Not only are they disrespecting ancient sites that are millennia old but they’re also putting all the property owners and mining company’s employees lives at risk for the inevitable paranormal backlash that is going to come from the desecration of these sacred sites.

For the love of God, people, please watch Poltergeist. You can even watch the remake, Sam Rockwell doesn’t get all the love that he deserves anyway. He can play an everyman as well as a little kooky, do you remember Moon? C’mon, he carried that movie all by himself.

Save The Mounds
Hey guys, remember when we “verified” that there were no human remains before we took all that money from the mining company? Yeah, bad idea.

What this bill will do is let people much more easily challenge existence of human remains on burial sites that currently exist on their land and then be able to intrusively start digging into the ancient mounds in order to look for buried human bodies and if they can’t find any in their selective testing, then the burial site is taken off the register and the land is open for mining, development, whatever… Would you let someone dig up your grandmother’s cemetery to “verify that human remains” exist there? These mounds are the same thing as the cemeteries and you don’t just dig those up, out of respect, as well as out of fear of spiritual repercussions.

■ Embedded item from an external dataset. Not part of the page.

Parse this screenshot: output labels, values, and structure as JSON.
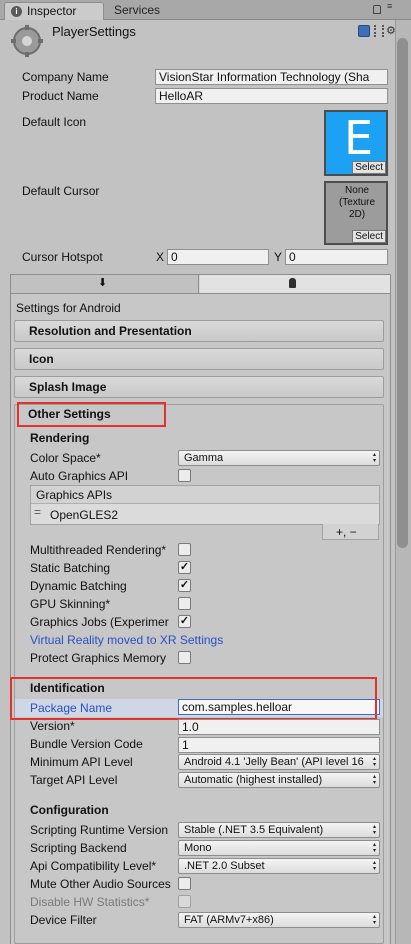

This isn’t about the culture war between Left and Right or Republican and Democrat, this is about respecting cultural and religious heritage (as well as saving innocent lives.) When they created the Catacombs in Paris (out of necessity, not profit), it was done with religious sanction by the people of the city. The Ho-Chunk Nation isn’t sanctioning this at all, in fact they’re actively fighting it. They’re scheduling a rally on Tuesday, January 12th at the Wisconsin State Capitol. If you can’t make the rally, you can also show your support by signing the petition.

And just for a final reminder, we all better watch this awesome Ramones video for their track, “Pet Sematary”. We need to Save The Mounds or this might be the last song a lot of innocent people will hear.